Stats for heart disease in Canada is provided by Statistics Canada. Four out of six types of cardiovascular disease is preventable with the application of proper teeth brushing techniques, diet and regular exercise. The Heart and Stroke Foundation provides up to date statistics on heart disease in Canada. For dollar cost expenditures for heart and stroke prevention consult the CDC (Centers for Disease Control) website.

In Canada strokes have led to 10,000 Canadians prematurely dying. Currently heart disease and its aftereffects strokes has led to 300,000 Canadians living with this disease. Smokers and heavy drinkers are at higher risks for diseases of the heart.

The Cost of Treating Heart Disease

The cost of treating heart disease in the U.S. in 2010 was $444 billion. This equates to $1 out of $6 dollars spent on health care being spent to battle this epidemic. The elderly, women and certain racial demographics are most at risk.

Cardiovascular diseases are 37% higher among black americans than caucasians.  Women have been shown to be at an increased risk for heart disease with more than 55,000 more women than men experiencing strokes.

The Dental Cause of Heart Disease

Periodontal disease is a major culprit that contributes to heart disease in people. Left untreated gingivitis can advance to periodontal disease. If left untreated stubborn plaque will spread below the gum line producing toxins that irritate the gums.

Toxins in the bloodstream create an inflammatory response within the body infecting the surrounding gum tissue that support the teeth causing them to become loose and fall out.

Small pockets of bacteria form in the space between the teeth and gums that become infected. In advanced cases teeth may have to be removed by a dental professional.

2 Types of Preventable Periodontitis

  • Aggressive periodontitis. Rapid tooth loss and oral bone tissue destruction.
  • Chronic periodontitis. Inflammation of the supporting gum tissue of the teeth and the degradation of bone tissue. Deep recesses and pocket formations in the gum tissue results in tissue and tooth loss.  This “silent killer” is often undetected by an individual as they believe that getting “long in the tooth” is a natural part of life. Nothing could be farther from the truth! This type of disease is totally preventable with regular routine dental care.

All is not lost, the good thing is you have the power to prevent heart disease by simply adhering to a regular flossing and teeth brushing routine. Preventing food particles from putrefying and creating bacteria in the mouth is the first step in any oral care  hygiene program. Flossing dislodges particles preventing them from forming into plaque and becoming gingivitis the mildest form of periodontal disease.

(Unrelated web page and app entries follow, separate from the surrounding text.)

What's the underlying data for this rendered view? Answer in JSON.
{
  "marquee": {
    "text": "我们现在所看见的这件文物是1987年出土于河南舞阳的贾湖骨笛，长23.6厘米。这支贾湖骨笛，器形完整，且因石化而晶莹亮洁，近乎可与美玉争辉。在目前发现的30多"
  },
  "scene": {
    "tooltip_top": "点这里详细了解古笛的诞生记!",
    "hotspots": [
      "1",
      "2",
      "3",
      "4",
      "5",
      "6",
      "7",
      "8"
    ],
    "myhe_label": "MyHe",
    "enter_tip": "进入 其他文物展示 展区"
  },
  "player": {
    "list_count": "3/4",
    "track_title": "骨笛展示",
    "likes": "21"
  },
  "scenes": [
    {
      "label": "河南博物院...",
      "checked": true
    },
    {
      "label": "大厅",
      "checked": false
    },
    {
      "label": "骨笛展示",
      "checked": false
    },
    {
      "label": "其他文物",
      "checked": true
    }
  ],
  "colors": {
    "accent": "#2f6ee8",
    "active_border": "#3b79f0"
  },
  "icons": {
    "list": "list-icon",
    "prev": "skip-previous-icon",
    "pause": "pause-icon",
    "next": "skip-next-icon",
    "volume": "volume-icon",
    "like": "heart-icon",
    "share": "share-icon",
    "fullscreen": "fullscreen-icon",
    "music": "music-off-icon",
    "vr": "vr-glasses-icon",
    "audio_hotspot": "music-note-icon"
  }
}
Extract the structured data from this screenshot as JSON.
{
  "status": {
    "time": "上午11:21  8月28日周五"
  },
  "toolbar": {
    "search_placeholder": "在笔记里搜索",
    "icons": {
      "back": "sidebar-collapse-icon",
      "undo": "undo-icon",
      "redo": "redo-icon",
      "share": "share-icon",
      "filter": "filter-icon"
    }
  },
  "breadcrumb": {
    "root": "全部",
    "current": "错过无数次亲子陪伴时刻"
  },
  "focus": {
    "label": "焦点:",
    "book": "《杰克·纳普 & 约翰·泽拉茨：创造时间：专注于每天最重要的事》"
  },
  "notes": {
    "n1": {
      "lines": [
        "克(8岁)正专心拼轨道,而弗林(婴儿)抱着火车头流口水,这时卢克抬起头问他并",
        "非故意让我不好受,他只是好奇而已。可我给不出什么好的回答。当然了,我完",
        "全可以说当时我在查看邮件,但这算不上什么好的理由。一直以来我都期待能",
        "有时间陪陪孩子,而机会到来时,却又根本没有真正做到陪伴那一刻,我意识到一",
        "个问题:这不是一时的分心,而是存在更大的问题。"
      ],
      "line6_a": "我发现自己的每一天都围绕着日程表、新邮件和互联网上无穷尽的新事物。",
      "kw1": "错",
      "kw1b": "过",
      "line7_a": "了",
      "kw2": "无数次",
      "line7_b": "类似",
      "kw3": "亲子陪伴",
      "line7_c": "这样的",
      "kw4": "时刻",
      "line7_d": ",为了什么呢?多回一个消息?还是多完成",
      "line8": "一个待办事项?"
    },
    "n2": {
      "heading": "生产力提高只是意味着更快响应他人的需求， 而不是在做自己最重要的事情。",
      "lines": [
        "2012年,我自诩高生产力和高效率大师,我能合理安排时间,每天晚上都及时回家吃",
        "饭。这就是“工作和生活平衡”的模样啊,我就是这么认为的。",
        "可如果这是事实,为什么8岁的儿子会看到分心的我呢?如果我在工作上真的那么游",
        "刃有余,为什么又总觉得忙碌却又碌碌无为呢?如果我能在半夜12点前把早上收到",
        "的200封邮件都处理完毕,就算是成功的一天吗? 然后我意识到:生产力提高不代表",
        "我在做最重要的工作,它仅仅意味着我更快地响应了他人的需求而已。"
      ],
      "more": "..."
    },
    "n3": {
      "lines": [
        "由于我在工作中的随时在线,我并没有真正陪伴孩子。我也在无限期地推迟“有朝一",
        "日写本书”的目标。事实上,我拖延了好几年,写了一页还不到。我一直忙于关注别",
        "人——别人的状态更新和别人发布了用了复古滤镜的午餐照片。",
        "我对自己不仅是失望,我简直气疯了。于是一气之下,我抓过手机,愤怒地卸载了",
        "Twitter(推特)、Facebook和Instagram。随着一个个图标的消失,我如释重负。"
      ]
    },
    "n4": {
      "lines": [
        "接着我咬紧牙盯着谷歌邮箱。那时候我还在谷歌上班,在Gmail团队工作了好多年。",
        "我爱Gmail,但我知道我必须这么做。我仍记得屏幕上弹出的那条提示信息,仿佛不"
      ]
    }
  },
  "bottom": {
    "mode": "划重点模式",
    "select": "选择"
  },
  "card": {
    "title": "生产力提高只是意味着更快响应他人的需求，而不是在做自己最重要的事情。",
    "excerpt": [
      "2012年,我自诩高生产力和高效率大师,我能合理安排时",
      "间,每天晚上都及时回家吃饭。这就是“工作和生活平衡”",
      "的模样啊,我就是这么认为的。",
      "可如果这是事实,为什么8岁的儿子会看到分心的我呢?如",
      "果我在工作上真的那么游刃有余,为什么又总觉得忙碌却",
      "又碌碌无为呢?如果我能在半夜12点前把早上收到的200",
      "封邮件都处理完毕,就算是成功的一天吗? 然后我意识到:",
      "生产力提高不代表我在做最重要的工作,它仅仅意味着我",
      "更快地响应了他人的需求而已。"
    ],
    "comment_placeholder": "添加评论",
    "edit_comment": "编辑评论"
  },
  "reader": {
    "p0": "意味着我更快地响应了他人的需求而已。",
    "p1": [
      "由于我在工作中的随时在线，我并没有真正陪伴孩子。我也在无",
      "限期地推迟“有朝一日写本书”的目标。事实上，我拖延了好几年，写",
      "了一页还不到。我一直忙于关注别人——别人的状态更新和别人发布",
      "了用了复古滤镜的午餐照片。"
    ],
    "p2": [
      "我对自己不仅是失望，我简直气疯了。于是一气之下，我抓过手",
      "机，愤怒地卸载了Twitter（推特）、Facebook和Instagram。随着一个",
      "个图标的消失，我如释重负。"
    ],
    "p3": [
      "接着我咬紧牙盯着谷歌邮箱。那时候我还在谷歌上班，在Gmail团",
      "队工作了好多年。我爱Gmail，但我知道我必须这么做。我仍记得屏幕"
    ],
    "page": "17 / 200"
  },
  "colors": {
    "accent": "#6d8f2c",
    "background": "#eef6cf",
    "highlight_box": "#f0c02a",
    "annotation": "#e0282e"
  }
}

Regular Teeth Brushing Can Save Your Life

Brushing your teeth should be common sense for any child or adult. Keeping your mouth clean at all times prevents bacteria from taking a root hold. Preventing periodontal disease from starting is one of the easiest things in the world to deal with.

Not only will regular flossing, brushing your teeth and using an antiseptic mouthwash leave your mouth feeling clean and looking great you could potentially save your life.

Prevention is better than the cure

A little bit of prevention goes a long way, brushing your teeth is more than avoiding cavities. Spending $2 to $5 on a toothbrush is one of the easiest methods for avoiding the pain of heart disease and the fatalities that accompany this preventable dilemma.

About Dr. Michael Layton

Dr. Michael Layton - South Surrey Dentist, Dental ImplantsDr. Michael Layton (DDS) is the dentist for Peace Arch Dental, a dental office in the South Surrey/White Rock, B.C. area. He has been in the dental industry for the last decade and received his Doctor of Dental Surgery from the University of Washington. He takes pride in providing positive and caring dental solutions for people of every walk of life. You can follow him on Google+.